# Supplied material
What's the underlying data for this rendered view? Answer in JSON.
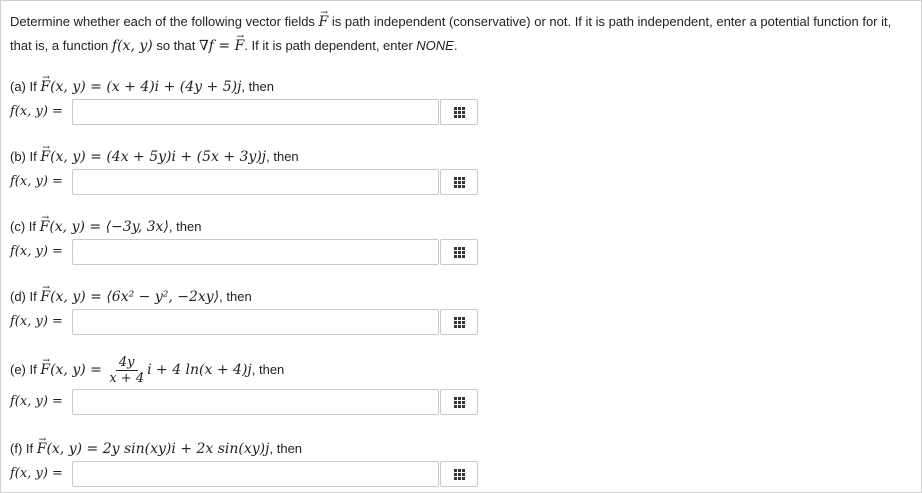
{
  "intro": {
    "line1_a": "Determine whether each of the following vector fields ",
    "line1_b": " is path independent (conservative) or not. If it is path independent, enter a potential function for it,",
    "line2_a": "that is, a function ",
    "line2_b": " so that ",
    "line2_c": ". If it is path dependent, enter ",
    "line2_none": "NONE",
    "line2_end": "."
  },
  "math": {
    "F": "F",
    "fxy": "f(x, y)",
    "grad": "∇f = ",
    "Fxy": "(x, y) = "
  },
  "parts": [
    {
      "prefix": "(a) If ",
      "field": "(x + 4)i + (4y + 5)j",
      "suffix": ", then",
      "answer_label": "f(x, y) =",
      "value": ""
    },
    {
      "prefix": "(b) If ",
      "field": "(4x + 5y)i + (5x + 3y)j",
      "suffix": ", then",
      "answer_label": "f(x, y) =",
      "value": ""
    },
    {
      "prefix": "(c) If ",
      "field": "⟨−3y, 3x⟩",
      "suffix": ", then",
      "answer_label": "f(x, y) =",
      "value": ""
    },
    {
      "prefix": "(d) If ",
      "field": "⟨6x² − y², −2xy⟩",
      "suffix": ", then",
      "answer_label": "f(x, y) =",
      "value": ""
    },
    {
      "prefix": "(e) If ",
      "frac_num": "4y",
      "frac_den": "x + 4",
      "field_rest": "i + 4 ln(x + 4)j",
      "suffix": ", then",
      "answer_label": "f(x, y) =",
      "value": ""
    },
    {
      "prefix": "(f) If ",
      "field": "2y sin(xy)i + 2x sin(xy)j",
      "suffix": ", then",
      "answer_label": "f(x, y) =",
      "value": ""
    }
  ],
  "icons": {
    "keypad": "keypad-grid-icon"
  },
  "colors": {
    "border": "#c9c9c9",
    "text": "#222222",
    "icon": "#333333"
  }
}
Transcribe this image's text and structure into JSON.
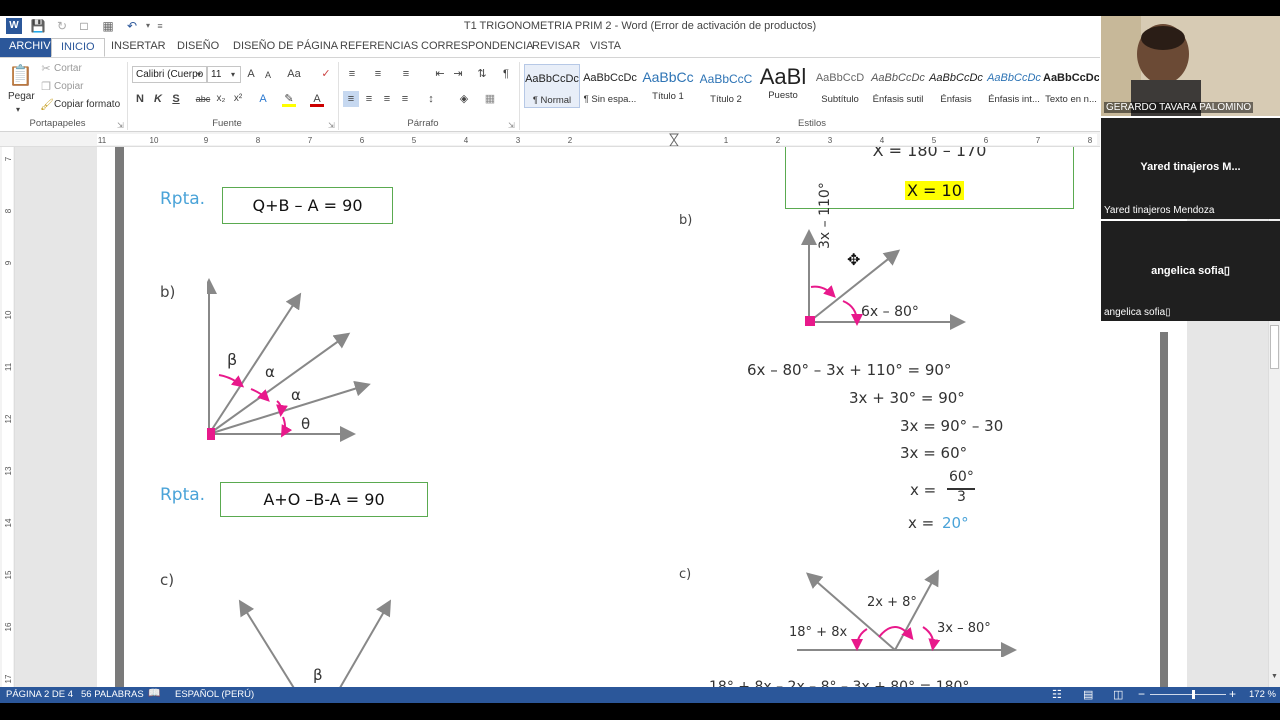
{
  "window": {
    "title": "T1 TRIGONOMETRIA  PRIM 2 - Word (Error de activación de productos)"
  },
  "tabs": [
    "ARCHIVO",
    "INICIO",
    "INSERTAR",
    "DISEÑO",
    "DISEÑO DE PÁGINA",
    "REFERENCIAS",
    "CORRESPONDENCIA",
    "REVISAR",
    "VISTA"
  ],
  "clipboard": {
    "paste": "Pegar",
    "cut": "Cortar",
    "copy": "Copiar",
    "format_painter": "Copiar formato",
    "label": "Portapapeles"
  },
  "font": {
    "name": "Calibri (Cuerpo",
    "size": "11",
    "label": "Fuente",
    "bold": "N",
    "italic": "K",
    "underline": "S",
    "strike": "abc",
    "subscript": "x₂",
    "superscript": "x²",
    "grow": "A",
    "shrink": "A",
    "case": "Aa"
  },
  "paragraph": {
    "label": "Párrafo"
  },
  "styles": {
    "label": "Estilos",
    "items": [
      {
        "preview": "AaBbCcDc",
        "name": "¶ Normal"
      },
      {
        "preview": "AaBbCcDc",
        "name": "¶ Sin espa..."
      },
      {
        "preview": "AaBbCc",
        "name": "Título 1"
      },
      {
        "preview": "AaBbCcC",
        "name": "Título 2"
      },
      {
        "preview": "AaBl",
        "name": "Puesto"
      },
      {
        "preview": "AaBbCcD",
        "name": "Subtítulo"
      },
      {
        "preview": "AaBbCcDc",
        "name": "Énfasis sutil"
      },
      {
        "preview": "AaBbCcDc",
        "name": "Énfasis"
      },
      {
        "preview": "AaBbCcDc",
        "name": "Énfasis int..."
      },
      {
        "preview": "AaBbCcDc",
        "name": "Texto en n..."
      }
    ]
  },
  "ruler": {
    "left_numbers": [
      "11",
      "10",
      "9",
      "8",
      "7",
      "6",
      "5",
      "4",
      "3",
      "2"
    ],
    "right_numbers": [
      "1",
      "2",
      "3",
      "4",
      "5",
      "6",
      "7",
      "8"
    ],
    "v_numbers": [
      "7",
      "8",
      "9",
      "10",
      "11",
      "12",
      "13",
      "14",
      "15",
      "16",
      "17"
    ]
  },
  "document": {
    "top_equation": "X = 180 – 170",
    "x_result": "X = 10",
    "rpta_label": "Rpta.",
    "answer1": "Q+B – A = 90",
    "answer2": "A+O –B-A = 90",
    "label_b": "b)",
    "label_c": "c)",
    "diag_left_b": {
      "beta": "β",
      "alpha1": "α",
      "alpha2": "α",
      "theta": "θ"
    },
    "diag_right_b": {
      "vertical": "3x – 110°",
      "angle": "6x – 80°"
    },
    "solution": [
      "6x – 80° – 3x + 110° = 90°",
      "3x + 30° = 90°",
      "3x = 90° – 30",
      "3x = 60°"
    ],
    "frac_prefix": "x =",
    "frac_num": "60°",
    "frac_den": "3",
    "final_prefix": "x =",
    "final_value": "20°",
    "diag_right_c": {
      "top": "2x + 8°",
      "left": "18° + 8x",
      "right": "3x – 80°"
    },
    "diag_left_c": {
      "beta": "β"
    },
    "cut_line": "18° + 8x – 2x – 8° – 3x + 80° = 180°"
  },
  "status": {
    "page": "PÁGINA 2 DE 4",
    "words": "56 PALABRAS",
    "language": "ESPAÑOL (PERÚ)",
    "zoom": "172 %"
  },
  "participants": [
    {
      "name": "GERARDO TAVARA PALOMINO"
    },
    {
      "center": "Yared tinajeros M...",
      "name": "Yared tinajeros Mendoza"
    },
    {
      "center": "angelica sofia▯",
      "name": "angelica sofia▯"
    }
  ],
  "colors": {
    "word_blue": "#2b579a",
    "answer_green": "#5aaa50",
    "rpta_blue": "#4aa3d8",
    "angle_magenta": "#e8198b",
    "highlight": "#ffff00"
  }
}
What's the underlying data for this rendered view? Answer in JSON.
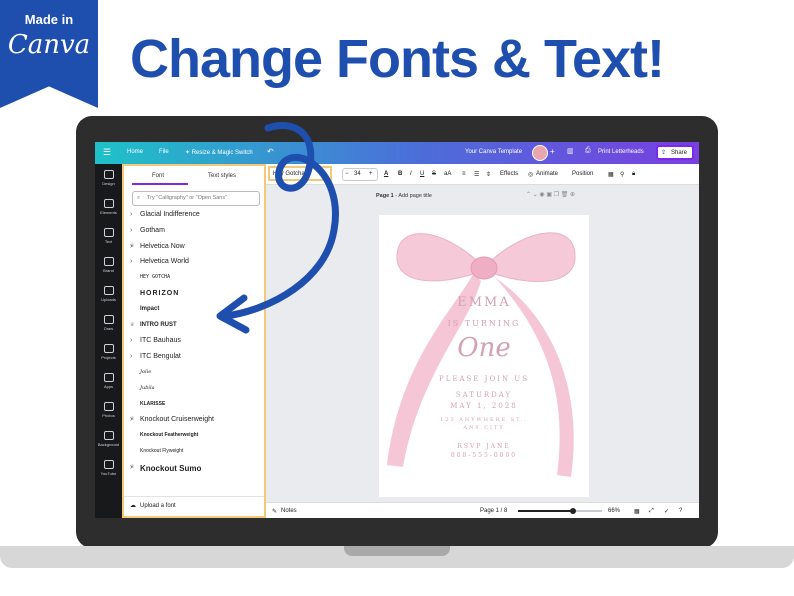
{
  "badge": {
    "made_in": "Made in",
    "brand": "Canva"
  },
  "headline": "Change Fonts & Text!",
  "topbar": {
    "menu_icon": "menu-icon",
    "home": "Home",
    "file": "File",
    "resize": "Resize & Magic Switch",
    "template_name": "Your Canva Template",
    "print_button": "Print Letterheads",
    "share_button": "Share"
  },
  "rail": [
    "Design",
    "Elements",
    "Text",
    "Brand",
    "Uploads",
    "Draw",
    "Projects",
    "Apps",
    "Photos",
    "Background",
    "YouTube"
  ],
  "panel": {
    "tab_font": "Font",
    "tab_styles": "Text styles",
    "search_placeholder": "Try \"Calligraphy\" or \"Open Sans\"",
    "fonts": [
      {
        "name": "Glacial Indifference",
        "expand": true
      },
      {
        "name": "Gotham",
        "expand": true
      },
      {
        "name": "Helvetica Now",
        "expand": true,
        "premium": true
      },
      {
        "name": "Helvetica World",
        "expand": true
      },
      {
        "name": "HEY GOTCHA",
        "expand": false
      },
      {
        "name": "HORIZON",
        "expand": false
      },
      {
        "name": "Impact",
        "expand": false
      },
      {
        "name": "INTRO RUST",
        "expand": false,
        "premium": true
      },
      {
        "name": "ITC Bauhaus",
        "expand": true
      },
      {
        "name": "ITC Bengulat",
        "expand": true
      },
      {
        "name": "Jolie",
        "expand": false
      },
      {
        "name": "Jubila",
        "expand": false
      },
      {
        "name": "KLARISSE",
        "expand": false
      },
      {
        "name": "Knockout Cruiserweight",
        "expand": true,
        "premium": true
      },
      {
        "name": "Knockout Featherweight",
        "expand": false
      },
      {
        "name": "Knockout Flyweight",
        "expand": false
      },
      {
        "name": "Knockout Sumo",
        "expand": true,
        "premium": true
      }
    ],
    "upload_label": "Upload a font"
  },
  "toolbar": {
    "font_value": "Hey Gotcha!",
    "size_value": "34",
    "effects": "Effects",
    "animate": "Animate",
    "position": "Position"
  },
  "page_bar": {
    "page_label": "Page 1",
    "title_placeholder": "Add page title"
  },
  "invitation": {
    "name": "EMMA",
    "turning": "IS TURNING",
    "age": "One",
    "join": "PLEASE JOIN US",
    "day": "SATURDAY",
    "date": "MAY 1, 2028",
    "address": "123 ANYWHERE ST.,",
    "city": "ANY CITY",
    "rsvp": "RSVP JANE",
    "phone": "808-555-0000"
  },
  "footer": {
    "notes": "Notes",
    "page_count": "Page 1 / 8",
    "zoom_percent": 66,
    "zoom_label": "66%"
  },
  "colors": {
    "brand_blue": "#1f4fae",
    "ribbon_pink": "#f4c4d4",
    "text_pink": "#d4a1b3",
    "highlight": "#f3c978",
    "accent_purple": "#7d2ae8"
  }
}
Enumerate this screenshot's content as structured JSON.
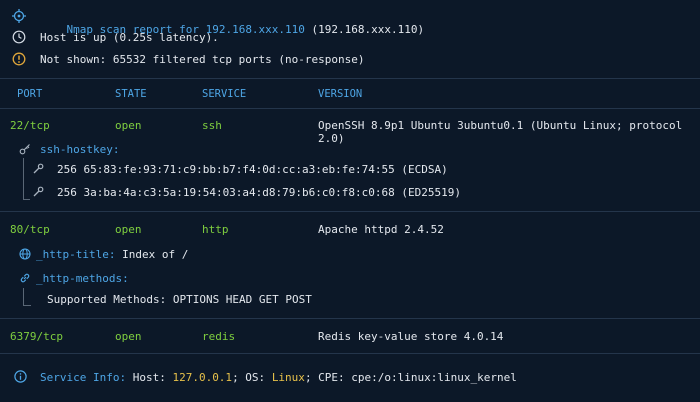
{
  "summary": {
    "report_prefix": "Nmap scan report for ",
    "report_host": "192.168.xxx.110",
    "report_suffix": " (192.168.xxx.110)",
    "host_up": "Host is up (0.25s latency).",
    "not_shown": "Not shown: 65532 filtered tcp ports (no-response)"
  },
  "columns": {
    "port": "PORT",
    "state": "STATE",
    "service": "SERVICE",
    "version": "VERSION"
  },
  "ports": [
    {
      "port": "22/tcp",
      "state": "open",
      "service": "ssh",
      "version": "OpenSSH 8.9p1 Ubuntu 3ubuntu0.1 (Ubuntu Linux; protocol 2.0)",
      "script": {
        "name": "ssh-hostkey:",
        "lines": [
          "256 65:83:fe:93:71:c9:bb:b7:f4:0d:cc:a3:eb:fe:74:55 (ECDSA)",
          "256 3a:ba:4a:c3:5a:19:54:03:a4:d8:79:b6:c0:f8:c0:68 (ED25519)"
        ]
      }
    },
    {
      "port": "80/tcp",
      "state": "open",
      "service": "http",
      "version": "Apache httpd 2.4.52",
      "script_title": {
        "name": "_http-title:",
        "value": " Index of /"
      },
      "script_methods": {
        "name": "_http-methods:",
        "value": "Supported Methods: OPTIONS HEAD GET POST"
      }
    },
    {
      "port": "6379/tcp",
      "state": "open",
      "service": "redis",
      "version": "Redis key-value store 4.0.14"
    }
  ],
  "service_info": {
    "label": "Service Info:",
    "host_label": " Host: ",
    "host_value": "127.0.0.1",
    "os_label": "; OS: ",
    "os_value": "Linux",
    "cpe": "; CPE: cpe:/o:linux:linux_kernel"
  },
  "icons": {
    "report": "crosshair-icon",
    "host_up": "clock-icon",
    "not_shown": "warning-icon",
    "ssh_hostkey": "key-icon",
    "key_line": "wrench-icon",
    "http_title": "globe-icon",
    "http_methods": "link-icon",
    "service_info": "info-icon"
  },
  "colors": {
    "background": "#0c1828",
    "accent_blue": "#4ea6e6",
    "open_green": "#7fcf3f",
    "highlight_yellow": "#e6c04a",
    "warning_orange": "#e0a63a"
  }
}
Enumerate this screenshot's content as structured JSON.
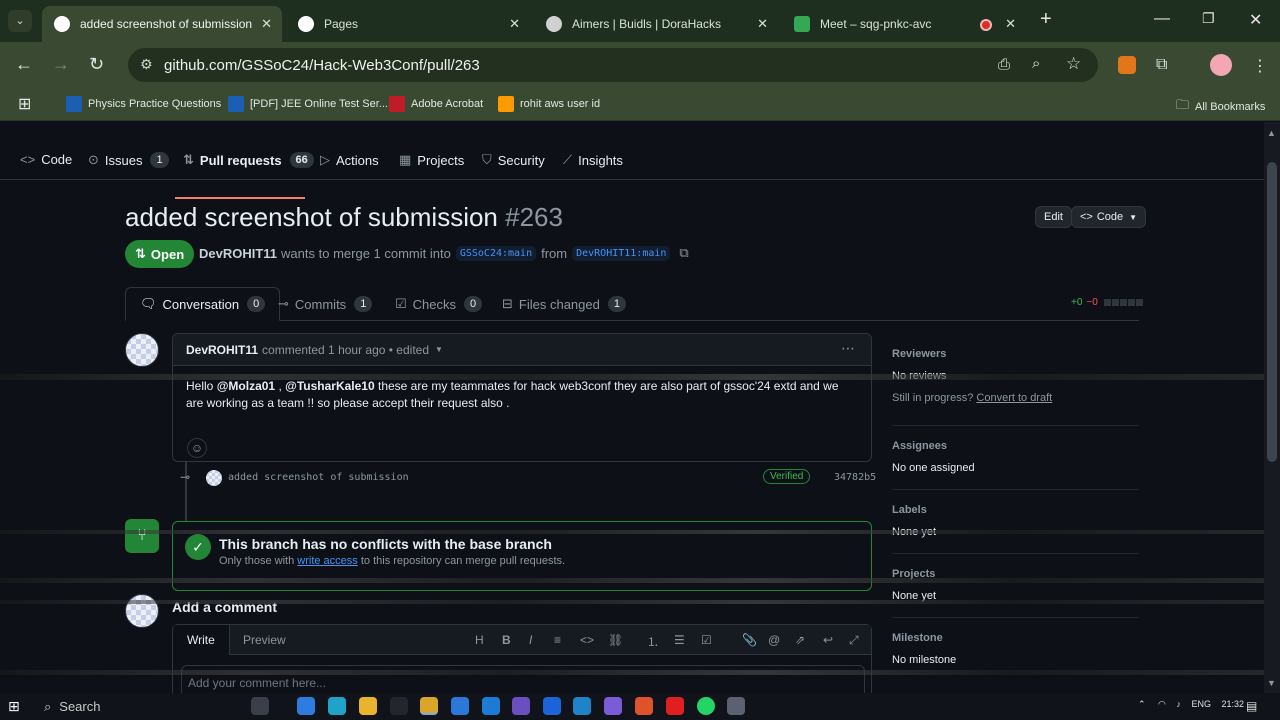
{
  "browser": {
    "tabs": [
      {
        "title": "added screenshot of submission by D",
        "active": true
      },
      {
        "title": "Pages",
        "active": false
      },
      {
        "title": "Aimers | Buidls | DoraHacks",
        "active": false
      },
      {
        "title": "Meet – sqg-pnkc-avc",
        "active": false
      }
    ],
    "url": "github.com/GSSoC24/Hack-Web3Conf/pull/263",
    "bookmarks": [
      {
        "label": "Physics Practice Questions"
      },
      {
        "label": "[PDF] JEE Online Test Ser..."
      },
      {
        "label": "Adobe Acrobat"
      },
      {
        "label": "rohit aws user id"
      }
    ],
    "all_bookmarks": "All Bookmarks"
  },
  "repo_nav": {
    "code": "Code",
    "issues": "Issues",
    "issues_count": "1",
    "pull_requests": "Pull requests",
    "pull_requests_count": "66",
    "actions": "Actions",
    "projects": "Projects",
    "security": "Security",
    "insights": "Insights"
  },
  "pr": {
    "title": "added screenshot of submission",
    "number": "#263",
    "edit_label": "Edit",
    "code_label": "Code",
    "status": "Open",
    "author": "DevROHIT11",
    "merge_text": "wants to merge 1 commit into",
    "base_branch": "GSSoC24:main",
    "from_text": "from",
    "head_branch": "DevROHIT11:main"
  },
  "pr_tabs": {
    "conversation": "Conversation",
    "conversation_count": "0",
    "commits": "Commits",
    "commits_count": "1",
    "checks": "Checks",
    "checks_count": "0",
    "files_changed": "Files changed",
    "files_changed_count": "1",
    "additions": "+0",
    "deletions": "−0"
  },
  "comment": {
    "author": "DevROHIT11",
    "meta": "commented 1 hour ago • edited",
    "body_prefix": "Hello",
    "mention1": "@Molza01",
    "sep": ",",
    "mention2": "@TusharKale10",
    "body_rest": "these are my teammates for hack web3conf they are also part of gssoc'24 extd and we are working as a team !! so please accept their request also ."
  },
  "commit": {
    "message": "added screenshot of submission",
    "verified": "Verified",
    "sha": "34782b5"
  },
  "merge_box": {
    "title": "This branch has no conflicts with the base branch",
    "sub_prefix": "Only those with",
    "sub_link": "write access",
    "sub_suffix": "to this repository can merge pull requests."
  },
  "add_comment": {
    "heading": "Add a comment",
    "write_tab": "Write",
    "preview_tab": "Preview",
    "placeholder": "Add your comment here..."
  },
  "sidebar": {
    "reviewers_heading": "Reviewers",
    "reviewers_value": "No reviews",
    "still_in_progress": "Still in progress?",
    "convert_to_draft": "Convert to draft",
    "assignees_heading": "Assignees",
    "assignees_value": "No one assigned",
    "labels_heading": "Labels",
    "labels_value": "None yet",
    "projects_heading": "Projects",
    "projects_value": "None yet",
    "milestone_heading": "Milestone",
    "milestone_value": "No milestone"
  },
  "taskbar": {
    "search": "Search",
    "lang": "ENG",
    "time": "21:32"
  },
  "colors": {
    "accent_green": "#238636",
    "link_blue": "#4493f8",
    "tab_underline": "#f78166",
    "browser_theme": "#3a4a32"
  }
}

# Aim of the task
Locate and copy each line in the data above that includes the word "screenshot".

# Solution to this exercise
Enumerate this screenshot's content as structured JSON.
Enumerate this screenshot's content as structured JSON.
        "title": "added screenshot of submission by D",
    "title": "added screenshot of submission",
    "message": "added screenshot of submission",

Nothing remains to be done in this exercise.